And I’ve learned that living in-between worlds – that of the working mother and the stay-at-home mother – means I’m not good at doing either 100%.

Not being a full-time stay-at-home mom means that on the days when I’m with both boys from dawn till dusk with no break for my work, we are all on each other’s nerves by bedtime. I struggle when I’m home with them full-time.

Not being a full-time working mother means that on the days when I have to leave all day (or week) for meetings or conferences, the whole household is turned upside down to prepare for my extended absence. I struggle to get everything organized – for me and for them – to be gone full-time. To say nothing of hating how it feels to slip out of the house before they wake and return late after they’re back in bed.

So my work and my mothering are decidedly a muddle in the middle. Both/and; neither/nor.

And yet somehow I make it work and find the back-and-forth to be life-giving, if exhausting. I make it work because I love my kids and I love my job. I love using my skills and my gifts and my education to help make a small difference in my corner of the world. I feel called to this work and want to give myself to it.

But even knowing that I am blessed to have choices, and choices between good things, I still feel deeply torn on some days. The tensions I feel between my work and my family will never be fully resolved. I simply have to learn to live as best I can within them and rejoice in the fullness of my life writ large, pulled back from the daily effort required to keep juggling all these balls in the air.

One truth I did not know when I started on this mothering journey was how deeply compromised I would sometimes feel about the choices I would make. How much I would envy moms on one side of the fence or the other. But it turns out that parenting is a much more complicated picture than the pretty pastels I painted it to be in my youth.

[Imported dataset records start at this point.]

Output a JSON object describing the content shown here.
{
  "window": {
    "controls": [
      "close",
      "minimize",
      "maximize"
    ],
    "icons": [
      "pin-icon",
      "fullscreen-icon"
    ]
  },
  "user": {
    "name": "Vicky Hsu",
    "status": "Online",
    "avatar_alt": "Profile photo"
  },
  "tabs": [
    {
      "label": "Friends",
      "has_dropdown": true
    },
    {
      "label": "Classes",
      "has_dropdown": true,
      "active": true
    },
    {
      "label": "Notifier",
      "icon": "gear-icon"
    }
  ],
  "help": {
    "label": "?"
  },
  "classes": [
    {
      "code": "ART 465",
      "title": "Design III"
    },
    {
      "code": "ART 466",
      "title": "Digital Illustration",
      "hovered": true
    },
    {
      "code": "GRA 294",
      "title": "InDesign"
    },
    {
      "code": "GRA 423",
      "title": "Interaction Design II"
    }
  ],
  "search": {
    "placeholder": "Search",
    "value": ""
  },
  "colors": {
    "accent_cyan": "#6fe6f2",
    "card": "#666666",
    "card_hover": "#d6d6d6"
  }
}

Motherhood is also about compromise. And ambivalence. And guilt. And fear that if you choose poorly, you may somehow fail the most precious people in your life.

And when we don’t talk about the shadow side of mothering – when we insist upon the illusions of loving-every-second and complete-and-utter bliss – we sell ourselves short. All of us.

Including the God who mothers. The God who works. And the God who calls all of us to become the people we were created to be: people who give ourselves to work and relationships and service and others.

So I share my struggles here, in this space, with you, because I think it is only in the honest claiming and sharing of our stories that we create a community where diverse decisions and situations can be understood. I stake none of my choices as normative: this is simply the path I carved for myself. But showing the truth of it – the good and the bad – and inviting you to share your own story in turn reveals the many ways in which we are called and create our life out of our many calls.

One wish I have is for better language to share our stories. No “stay-at-home mom” lounges in the comfort of her couch all day, and all moms are “working mothers.” Women are called and gifted to serve the world in a myriad of vocations and professions. And it is the goodness of the work we are each called to do that makes our sacrifices “worth it” in the broadest sense.

So how could we more truthfully and creatively share the stories of the work we do as parents: inside and outside the home, paid and unpaid, for our children and for others? And how might this help us to tell God’s story better, too?

Where do you live in this tension?

How is your parenting shaped by compromise or conflict?

How do you embrace the choices you’ve made?